It didn't bring them a victory they so desperately craved but it continues their own good run which shows just one defeat in 16 games dating back to the end of September. From where they were - a dispirited shambles seemingly with no way out of the mire - they have become organised, ambitious and hard to beat.
Normally, on days such as this, both sets of fans head for the exits, one side letting out a collective roar of delight and the other letting loose a guttural groan, but this was the exception to the norm. Honours even. Pride intact. And the knowledge that after so many dog-days in the recent past, they are both on the right road.
Hibs have been such a disappointment for so long that the temptation is to greet predictions of a recovery like an unexploded bomb. We've learned to approach with caution.
This was another day when their renaissance was put to the test and it was a test they passed. After the wonderful way in which they took care of Rangers last week the challenge was to front up against the league's strongest side in a place where their opponents had won nine in a row in this competition this season, while scoring at a rate of more than three goals per game.
From the off, Hibs set the tempo. They harried Hearts and forced mistakes.
After 20 seconds, Alim Ozturk lost the run of himself in front of his own goal and almost gifted a goal to Cummings. It was only the shock of the chance falling his way so quickly, and the alertness of Neil Alexander in the Hearts goal, that stopped us having the most dramatic beginning.
Hibs pressed and pressed. They ransacked Sam Nicholson of possession and then ransacked him again. They caught Morgaro Gomis in a web and took the ball off him, too. They were in the faces of their opponents with an intensity that Hearts struggled with.
And then they scored.
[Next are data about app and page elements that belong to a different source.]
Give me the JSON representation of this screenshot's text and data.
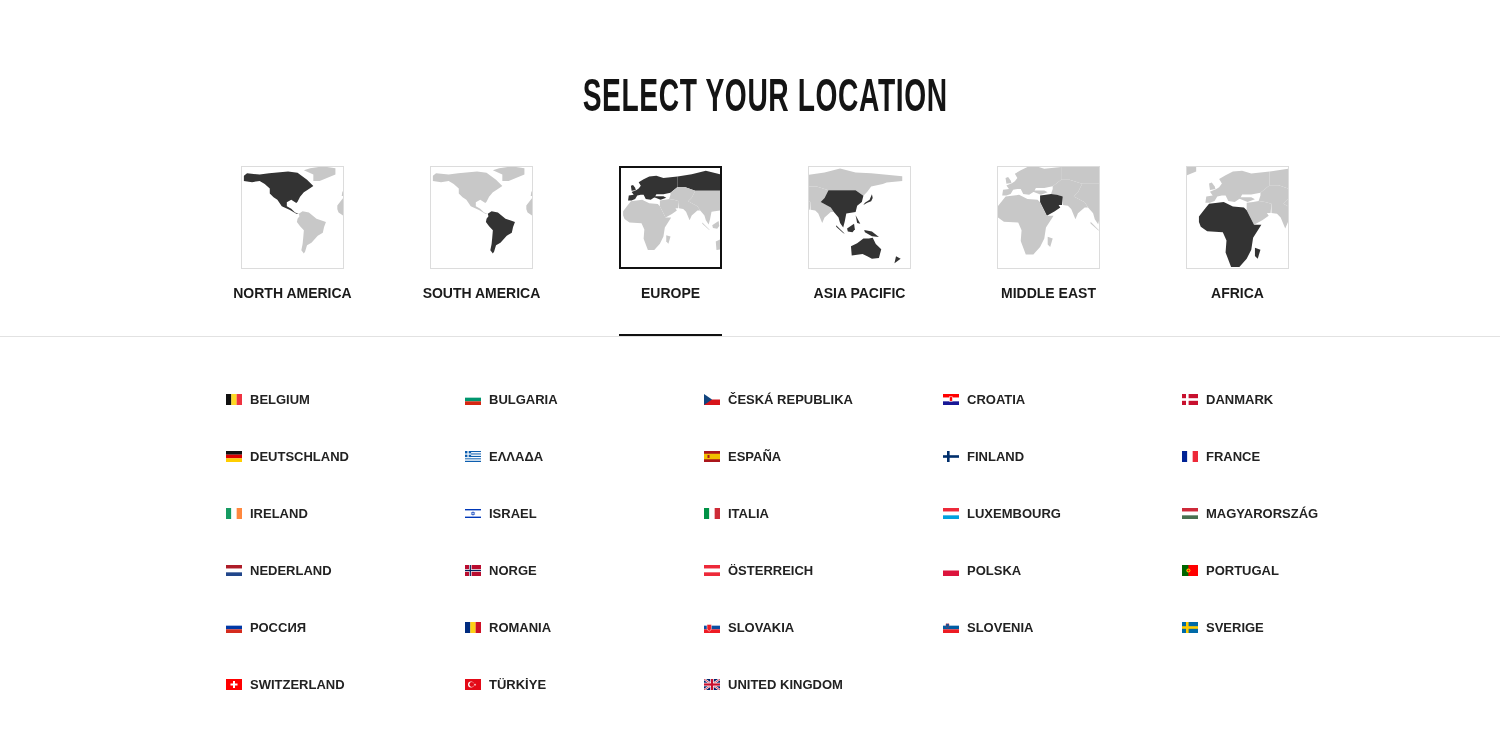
{
  "title": "SELECT YOUR LOCATION",
  "regions": [
    {
      "label": "NORTH AMERICA",
      "kind": "na",
      "selected": false
    },
    {
      "label": "SOUTH AMERICA",
      "kind": "sa",
      "selected": false
    },
    {
      "label": "EUROPE",
      "kind": "eu",
      "selected": true
    },
    {
      "label": "ASIA PACIFIC",
      "kind": "ap",
      "selected": false
    },
    {
      "label": "MIDDLE EAST",
      "kind": "me",
      "selected": false
    },
    {
      "label": "AFRICA",
      "kind": "af",
      "selected": false
    }
  ],
  "countries": [
    {
      "name": "BELGIUM",
      "kind": "be"
    },
    {
      "name": "BULGARIA",
      "kind": "bg"
    },
    {
      "name": "ČESKÁ REPUBLIKA",
      "kind": "cz"
    },
    {
      "name": "CROATIA",
      "kind": "hr"
    },
    {
      "name": "DANMARK",
      "kind": "dk"
    },
    {
      "name": "DEUTSCHLAND",
      "kind": "de"
    },
    {
      "name": "ΕΛΛΑΔΑ",
      "kind": "gr"
    },
    {
      "name": "ESPAÑA",
      "kind": "es"
    },
    {
      "name": "FINLAND",
      "kind": "fi"
    },
    {
      "name": "FRANCE",
      "kind": "fr"
    },
    {
      "name": "IRELAND",
      "kind": "ie"
    },
    {
      "name": "ISRAEL",
      "kind": "il"
    },
    {
      "name": "ITALIA",
      "kind": "it"
    },
    {
      "name": "LUXEMBOURG",
      "kind": "lu"
    },
    {
      "name": "MAGYARORSZÁG",
      "kind": "hu"
    },
    {
      "name": "NEDERLAND",
      "kind": "nl"
    },
    {
      "name": "NORGE",
      "kind": "no"
    },
    {
      "name": "ÖSTERREICH",
      "kind": "at"
    },
    {
      "name": "POLSKA",
      "kind": "pl"
    },
    {
      "name": "PORTUGAL",
      "kind": "pt"
    },
    {
      "name": "РОССИЯ",
      "kind": "ru"
    },
    {
      "name": "ROMANIA",
      "kind": "ro"
    },
    {
      "name": "SLOVAKIA",
      "kind": "sk"
    },
    {
      "name": "SLOVENIA",
      "kind": "si"
    },
    {
      "name": "SVERIGE",
      "kind": "se"
    },
    {
      "name": "SWITZERLAND",
      "kind": "ch"
    },
    {
      "name": "TÜRKİYE",
      "kind": "tr"
    },
    {
      "name": "UNITED KINGDOM",
      "kind": "gb"
    }
  ]
}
|"Ten minutes later the game turned when Jamie Walker curled a sumptuous shot past Mark Oxley. It was a special moment and it dropped out of the sky for Hearts, who had scarcely existed as an attacking force up to that point."|
Much has been said of Scott Allan since he joined Hibs. Young, gifted and in control of the midfield, he has given his team an incisiveness that was so feebly lacking last season. We saw it beautifully against Rangers and midway through the first half here we saw it again.
His ball across the face of the Hearts goal was a delicious moment in a match that produced so little on that front. The delivery was excellent and so, too, was Cummings' opportunism in getting behind Ozturk to tuck away the opening goal.
It could have been two, of course. If Hibs folk had any angst in the aftermath then it would have surrounded the 'what-might-have-been' had Cummings put away a fine chance with his head, created by a Lewis Stevenson cross on the half-hour. He didn't and it was telling.
Ten minutes later the game turned when Jamie Walker curled a sumptuous shot past Mark Oxley. It was a special moment and it dropped out of the sky for Hearts, who had scarcely existed as an attacking force up to that point.
This is the thing about Hearts, though. We have admired much of what they have done this season. In the Championship, we have seen them put four and five goals past Queen of the South, Dumbarton, Livingston, Cowdenbeath, Falkirk and Raith Rovers.
It's not just their capacity to put teams to the sword that has impressed, though. It's their resilience on days when they have been nowhere near their best.
They've had to grind as they built their big lead over Rangers and Hibs. They've had to battle to one-goal victories over Livingston, Falkirk, Raith Rovers and Alloa. They've had to pull out the stops at the death to defeat Rangers at Ibrox and to get a draw with Hibs at Easter Road.
Against Hibs at Tynecastle they had to dig deep again. Once more, they found something. Just enough to stave off the challenge of a team that is the polar opposite of the soft touch we saw at the fag-end of last season when they couldn't score, couldn't defend and couldn't win when their survival depended on it.
This was not the greatest Edinburgh derby, far from it. But as these two clubs find themselves, the story of their revival continues to enthral.